Which lines of the data contain the string "Working"? Show each of them.

++++ RECORD EXCERPTS ++++

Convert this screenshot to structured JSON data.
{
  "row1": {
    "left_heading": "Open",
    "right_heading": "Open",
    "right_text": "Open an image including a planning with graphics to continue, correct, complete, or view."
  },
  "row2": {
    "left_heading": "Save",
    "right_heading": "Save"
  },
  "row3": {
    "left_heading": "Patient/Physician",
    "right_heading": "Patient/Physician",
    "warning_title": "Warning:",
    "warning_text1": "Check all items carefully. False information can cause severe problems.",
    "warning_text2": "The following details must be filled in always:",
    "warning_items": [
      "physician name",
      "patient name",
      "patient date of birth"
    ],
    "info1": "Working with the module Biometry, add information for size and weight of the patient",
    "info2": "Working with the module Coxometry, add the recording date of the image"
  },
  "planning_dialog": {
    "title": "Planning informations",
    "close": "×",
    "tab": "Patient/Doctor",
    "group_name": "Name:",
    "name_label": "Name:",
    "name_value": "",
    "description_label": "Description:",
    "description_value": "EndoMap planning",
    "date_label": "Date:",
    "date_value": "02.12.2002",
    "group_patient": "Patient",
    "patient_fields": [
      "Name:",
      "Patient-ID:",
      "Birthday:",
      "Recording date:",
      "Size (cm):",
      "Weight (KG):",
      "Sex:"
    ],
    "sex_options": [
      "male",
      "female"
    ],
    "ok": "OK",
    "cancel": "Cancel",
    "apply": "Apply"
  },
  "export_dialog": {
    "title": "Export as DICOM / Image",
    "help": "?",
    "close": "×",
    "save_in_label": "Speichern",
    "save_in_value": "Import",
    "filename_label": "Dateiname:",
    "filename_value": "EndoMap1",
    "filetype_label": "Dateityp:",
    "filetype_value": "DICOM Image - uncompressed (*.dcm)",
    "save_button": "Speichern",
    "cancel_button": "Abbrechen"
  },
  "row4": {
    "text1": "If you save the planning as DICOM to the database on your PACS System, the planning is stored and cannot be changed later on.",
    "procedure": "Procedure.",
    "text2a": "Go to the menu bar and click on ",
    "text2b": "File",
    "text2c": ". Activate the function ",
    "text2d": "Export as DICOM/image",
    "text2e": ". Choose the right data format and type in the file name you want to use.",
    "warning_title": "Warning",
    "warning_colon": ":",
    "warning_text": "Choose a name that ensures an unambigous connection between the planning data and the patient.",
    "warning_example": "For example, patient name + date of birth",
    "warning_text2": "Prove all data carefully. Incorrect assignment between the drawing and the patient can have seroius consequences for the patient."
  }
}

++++

### RESULT FOR THIS EXERCISE
    "info1": "Working with the module Biometry, add information for size and weight of the patient",
    "info2": "Working with the module Coxometry, add the recording date of the image"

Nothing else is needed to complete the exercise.